==== Extracted entries ====

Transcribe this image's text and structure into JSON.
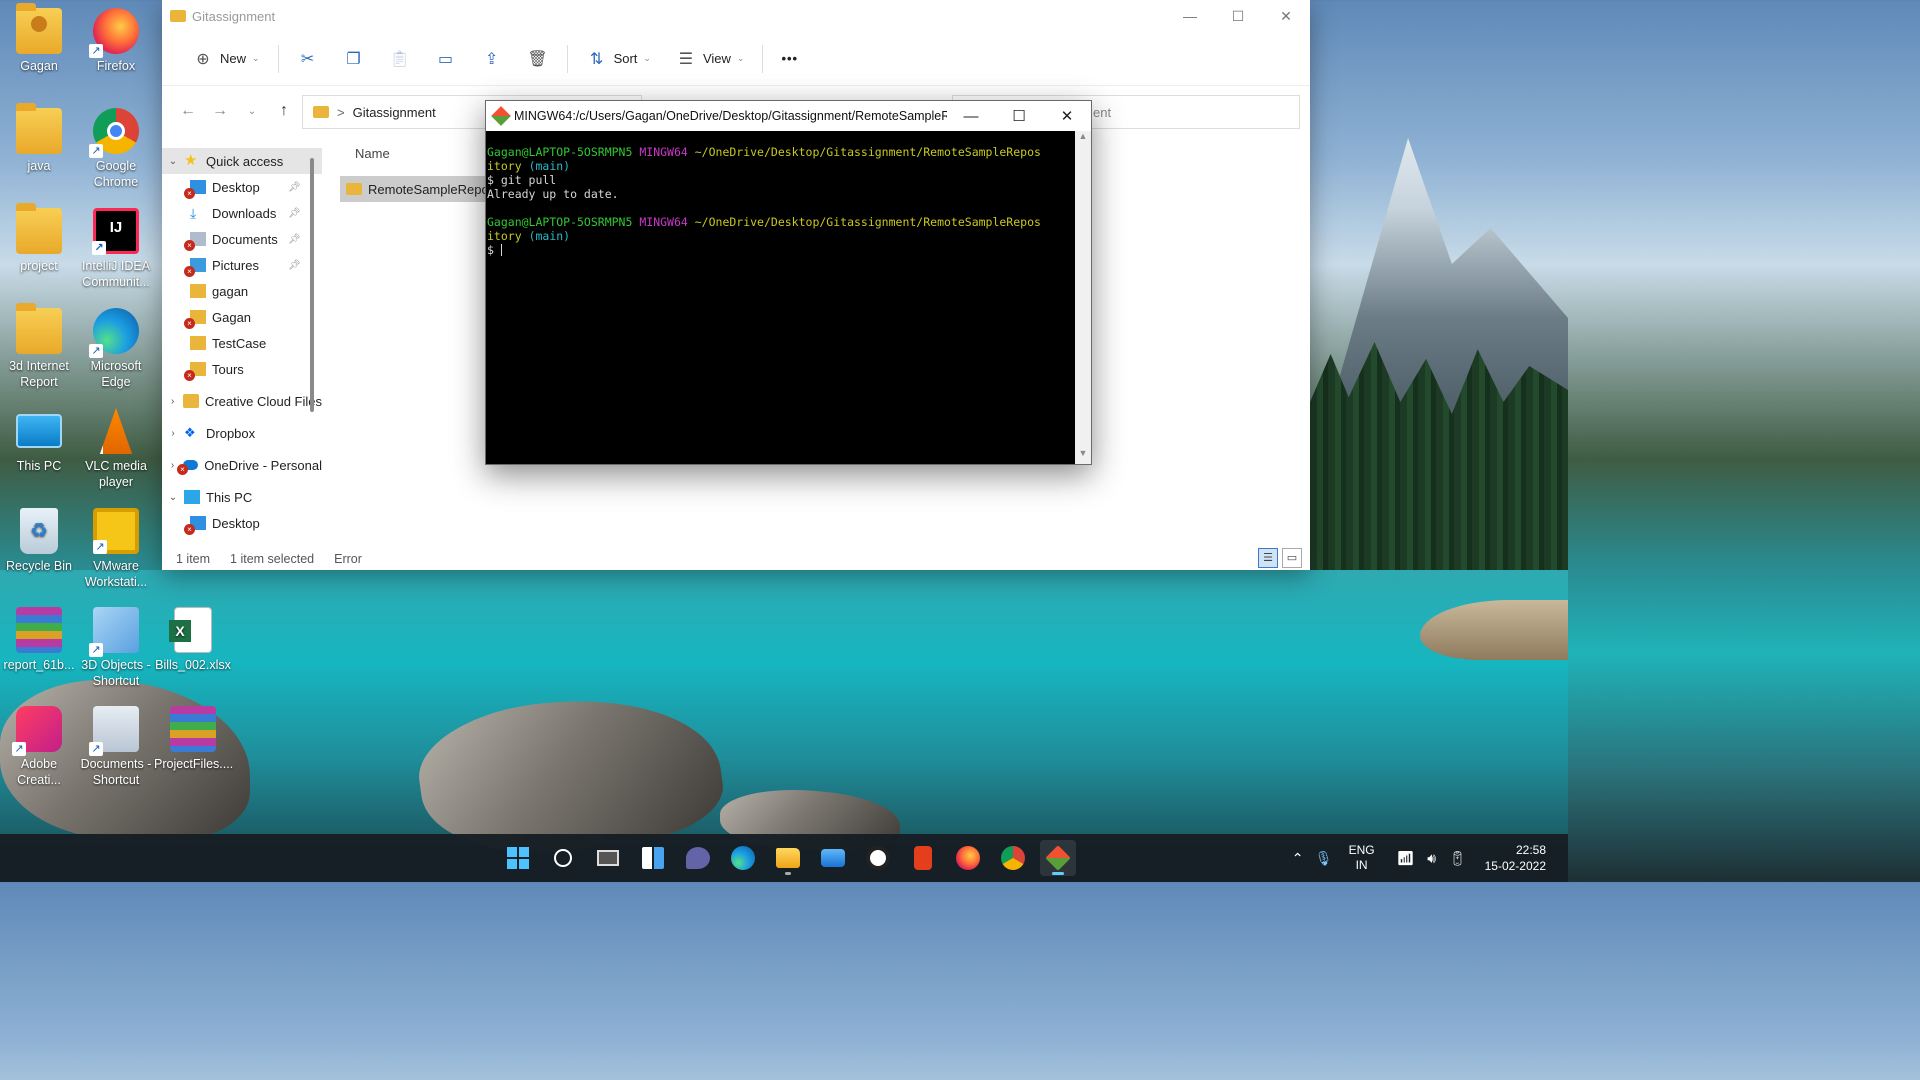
{
  "desktop": {
    "icons": [
      {
        "label": "Gagan",
        "icon": "folder-user-icon"
      },
      {
        "label": "Firefox",
        "icon": "firefox-icon"
      },
      {
        "label": "java",
        "icon": "folder-icon"
      },
      {
        "label": "Google Chrome",
        "icon": "chrome-icon"
      },
      {
        "label": "project",
        "icon": "folder-icon"
      },
      {
        "label": "IntelliJ IDEA Communit...",
        "icon": "intellij-icon"
      },
      {
        "label": "3d Internet Report",
        "icon": "folder-icon"
      },
      {
        "label": "Microsoft Edge",
        "icon": "edge-icon"
      },
      {
        "label": "This PC",
        "icon": "monitor-icon"
      },
      {
        "label": "VLC media player",
        "icon": "vlc-icon"
      },
      {
        "label": "Recycle Bin",
        "icon": "recycle-bin-icon"
      },
      {
        "label": "VMware Workstati...",
        "icon": "vmware-icon"
      },
      {
        "label": "report_61b...",
        "icon": "winrar-icon"
      },
      {
        "label": "3D Objects - Shortcut",
        "icon": "3d-objects-icon"
      },
      {
        "label": "Bills_002.xlsx",
        "icon": "excel-icon"
      },
      {
        "label": "Adobe Creati...",
        "icon": "adobe-cc-icon"
      },
      {
        "label": "Documents - Shortcut",
        "icon": "documents-icon"
      },
      {
        "label": "ProjectFiles....",
        "icon": "winrar-icon"
      }
    ]
  },
  "explorer": {
    "title": "Gitassignment",
    "toolbar": {
      "new_label": "New",
      "sort_label": "Sort",
      "view_label": "View",
      "more_label": "•••"
    },
    "address": {
      "folder": "Gitassignment",
      "separator": ">"
    },
    "search_hint": "ent",
    "nav": {
      "quick_access": "Quick access",
      "quick_items": [
        {
          "label": "Desktop",
          "pinned": true,
          "error": true
        },
        {
          "label": "Downloads",
          "pinned": true,
          "error": false
        },
        {
          "label": "Documents",
          "pinned": true,
          "error": true
        },
        {
          "label": "Pictures",
          "pinned": true,
          "error": true
        },
        {
          "label": "gagan",
          "pinned": false,
          "error": false
        },
        {
          "label": "Gagan",
          "pinned": false,
          "error": true
        },
        {
          "label": "TestCase",
          "pinned": false,
          "error": false
        },
        {
          "label": "Tours",
          "pinned": false,
          "error": true
        }
      ],
      "creative_cloud": "Creative Cloud Files",
      "dropbox": "Dropbox",
      "onedrive": "OneDrive - Personal",
      "this_pc": "This PC",
      "this_pc_desktop": "Desktop"
    },
    "column_name": "Name",
    "selected_item": "RemoteSampleRepository",
    "status": {
      "count": "1 item",
      "selected": "1 item selected",
      "error": "Error"
    }
  },
  "bash": {
    "title": "MINGW64:/c/Users/Gagan/OneDrive/Desktop/Gitassignment/RemoteSampleR...",
    "prompt_user": "Gagan@LAPTOP-5OSRMPN5",
    "prompt_env": "MINGW64",
    "prompt_path_1": "~/OneDrive/Desktop/Gitassignment/RemoteSampleRepos",
    "prompt_path_2": "itory",
    "branch": "(main)",
    "command": "$ git pull",
    "output": "Already up to date.",
    "prompt_symbol": "$"
  },
  "taskbar": {
    "apps": [
      "start-icon",
      "search-icon",
      "task-view-icon",
      "widgets-icon",
      "teams-chat-icon",
      "edge-icon",
      "file-explorer-icon",
      "mail-icon",
      "github-icon",
      "office-icon",
      "firefox-icon",
      "chrome-icon",
      "git-bash-icon"
    ],
    "lang_1": "ENG",
    "lang_2": "IN",
    "time": "22:58",
    "date": "15-02-2022"
  }
}
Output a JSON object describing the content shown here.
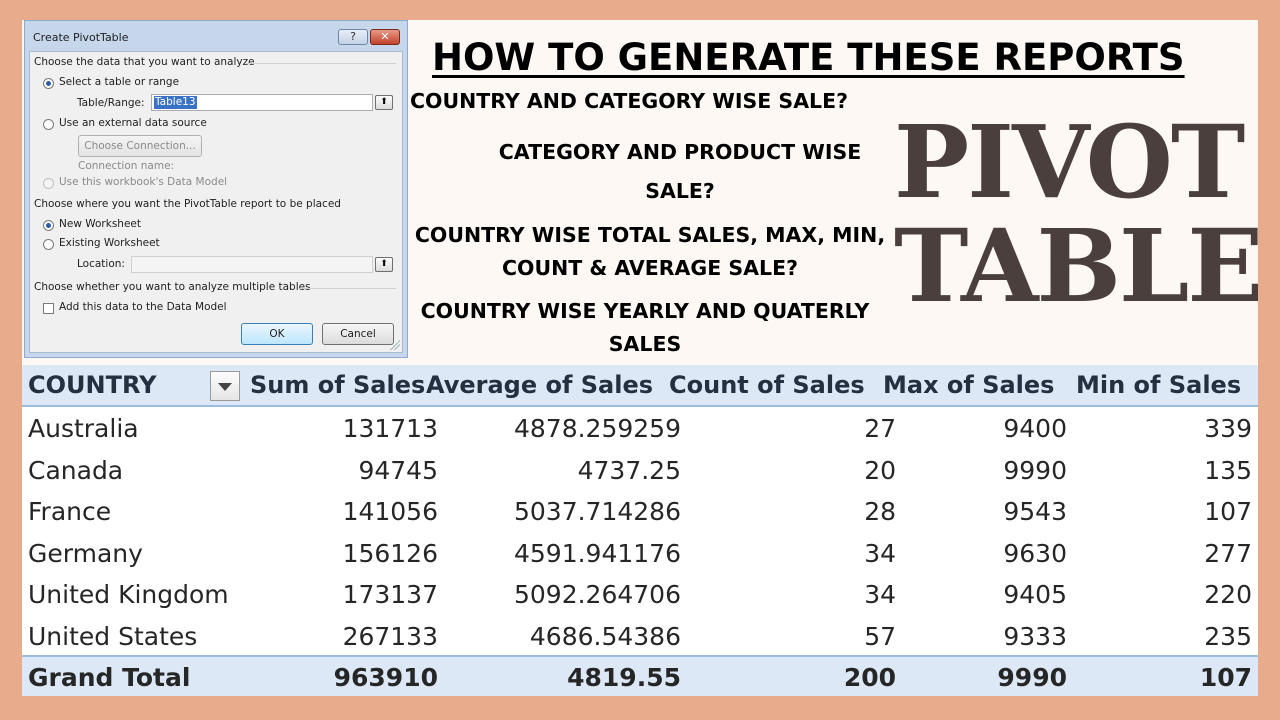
{
  "dialog": {
    "title": "Create PivotTable",
    "help_label": "?",
    "close_label": "✕",
    "section1": "Choose the data that you want to analyze",
    "opt_table": "Select a table or range",
    "table_range_label": "Table/Range:",
    "table_range_value": "Table13",
    "opt_external": "Use an external data source",
    "choose_connection": "Choose Connection...",
    "connection_name": "Connection name:",
    "opt_data_model": "Use this workbook's Data Model",
    "section2": "Choose where you want the PivotTable report to be placed",
    "opt_new_ws": "New Worksheet",
    "opt_existing_ws": "Existing Worksheet",
    "location_label": "Location:",
    "location_value": "",
    "section3": "Choose whether you want to analyze multiple tables",
    "add_data_model": "Add this data to the Data Model",
    "ok": "OK",
    "cancel": "Cancel",
    "collapse_glyph": "⬆"
  },
  "heading": "HOW TO GENERATE THESE REPORTS",
  "questions": [
    "COUNTRY AND CATEGORY WISE SALE?",
    "CATEGORY AND PRODUCT WISE",
    "SALE?",
    "COUNTRY WISE TOTAL SALES, MAX, MIN,",
    "COUNT & AVERAGE SALE?",
    "COUNTRY WISE YEARLY AND QUATERLY",
    "SALES"
  ],
  "big_title": [
    "PIVOT",
    "TABLE"
  ],
  "table": {
    "headers": [
      "COUNTRY",
      "Sum of Sales",
      "Average of Sales",
      "Count of Sales",
      "Max of Sales",
      "Min of Sales"
    ],
    "rows": [
      [
        "Australia",
        "131713",
        "4878.259259",
        "27",
        "9400",
        "339"
      ],
      [
        "Canada",
        "94745",
        "4737.25",
        "20",
        "9990",
        "135"
      ],
      [
        "France",
        "141056",
        "5037.714286",
        "28",
        "9543",
        "107"
      ],
      [
        "Germany",
        "156126",
        "4591.941176",
        "34",
        "9630",
        "277"
      ],
      [
        "United Kingdom",
        "173137",
        "5092.264706",
        "34",
        "9405",
        "220"
      ],
      [
        "United States",
        "267133",
        "4686.54386",
        "57",
        "9333",
        "235"
      ]
    ],
    "total": [
      "Grand Total",
      "963910",
      "4819.55",
      "200",
      "9990",
      "107"
    ]
  }
}
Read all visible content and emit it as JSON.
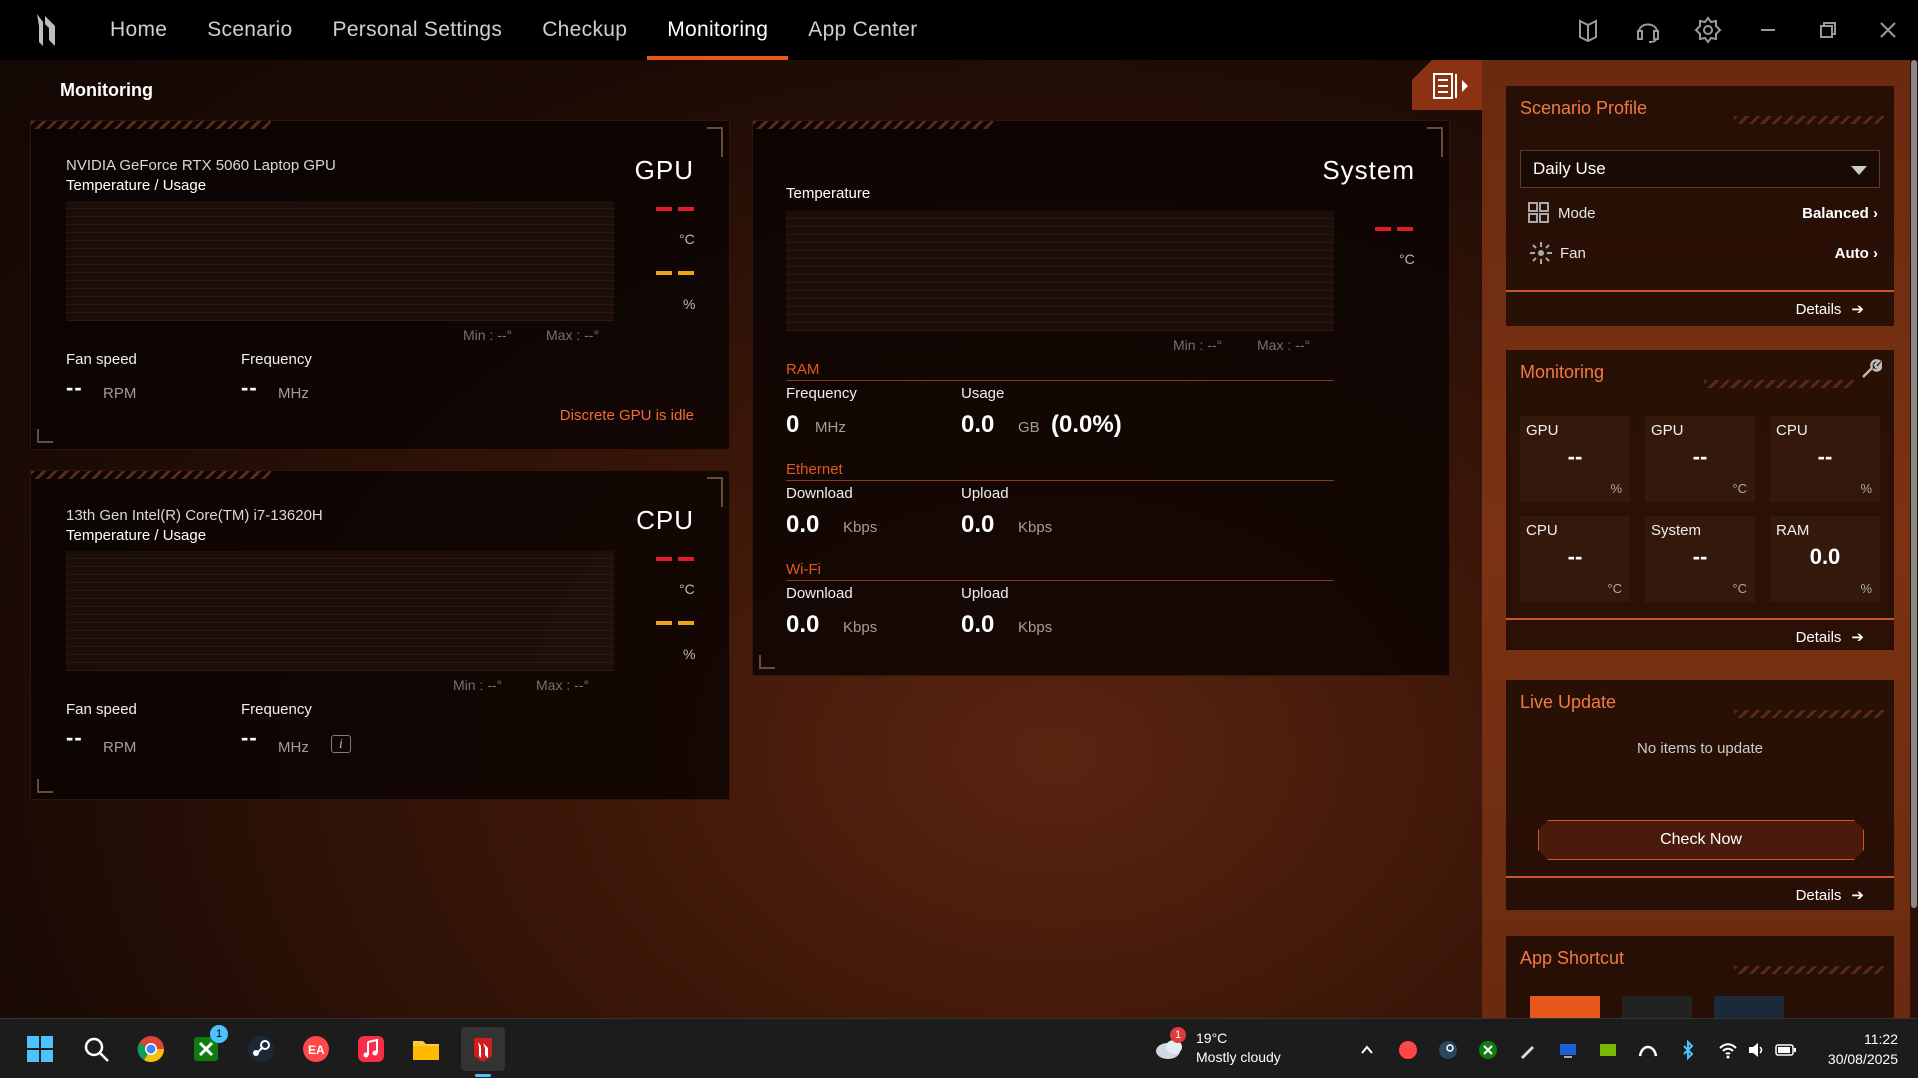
{
  "nav": {
    "items": [
      "Home",
      "Scenario",
      "Personal Settings",
      "Checkup",
      "Monitoring",
      "App Center"
    ]
  },
  "page_title": "Monitoring",
  "gpu": {
    "name": "NVIDIA GeForce RTX 5060 Laptop GPU",
    "subtitle": "Temperature / Usage",
    "label": "GPU",
    "temp_unit": "°C",
    "usage_unit": "%",
    "min": "Min : --°",
    "max": "Max : --°",
    "fan_label": "Fan speed",
    "fan_value": "--",
    "fan_unit": "RPM",
    "freq_label": "Frequency",
    "freq_value": "--",
    "freq_unit": "MHz",
    "status": "Discrete GPU is idle"
  },
  "cpu": {
    "name": "13th Gen Intel(R) Core(TM) i7-13620H",
    "subtitle": "Temperature / Usage",
    "label": "CPU",
    "temp_unit": "°C",
    "usage_unit": "%",
    "min": "Min : --°",
    "max": "Max : --°",
    "fan_label": "Fan speed",
    "fan_value": "--",
    "fan_unit": "RPM",
    "freq_label": "Frequency",
    "freq_value": "--",
    "freq_unit": "MHz"
  },
  "system": {
    "label": "System",
    "temp_label": "Temperature",
    "temp_unit": "°C",
    "min": "Min : --°",
    "max": "Max : --°",
    "ram": {
      "title": "RAM",
      "freq_label": "Frequency",
      "freq_value": "0",
      "freq_unit": "MHz",
      "usage_label": "Usage",
      "usage_value": "0.0",
      "usage_unit": "GB",
      "usage_pct": "(0.0%)"
    },
    "ethernet": {
      "title": "Ethernet",
      "down_label": "Download",
      "down_value": "0.0",
      "down_unit": "Kbps",
      "up_label": "Upload",
      "up_value": "0.0",
      "up_unit": "Kbps"
    },
    "wifi": {
      "title": "Wi-Fi",
      "down_label": "Download",
      "down_value": "0.0",
      "down_unit": "Kbps",
      "up_label": "Upload",
      "up_value": "0.0",
      "up_unit": "Kbps"
    }
  },
  "sidebar": {
    "scenario": {
      "title": "Scenario Profile",
      "selected": "Daily Use",
      "mode_label": "Mode",
      "mode_value": "Balanced",
      "fan_label": "Fan",
      "fan_value": "Auto",
      "details": "Details"
    },
    "monitoring": {
      "title": "Monitoring",
      "details": "Details",
      "tiles": [
        {
          "name": "GPU",
          "value": "--",
          "unit": "%"
        },
        {
          "name": "GPU",
          "value": "--",
          "unit": "°C"
        },
        {
          "name": "CPU",
          "value": "--",
          "unit": "%"
        },
        {
          "name": "CPU",
          "value": "--",
          "unit": "°C"
        },
        {
          "name": "System",
          "value": "--",
          "unit": "°C"
        },
        {
          "name": "RAM",
          "value": "0.0",
          "unit": "%"
        }
      ]
    },
    "live_update": {
      "title": "Live Update",
      "message": "No items to update",
      "button": "Check Now",
      "details": "Details"
    },
    "app_shortcut": {
      "title": "App Shortcut"
    }
  },
  "taskbar": {
    "weather_temp": "19°C",
    "weather_desc": "Mostly cloudy",
    "weather_badge": "1",
    "xbox_badge": "1",
    "time": "11:22",
    "date": "30/08/2025"
  },
  "colors": {
    "accent": "#e8571c",
    "red": "#e21b2b",
    "yellow": "#f0a21c"
  }
}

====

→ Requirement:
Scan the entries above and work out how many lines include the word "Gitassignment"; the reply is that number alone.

→ Result of this task:
4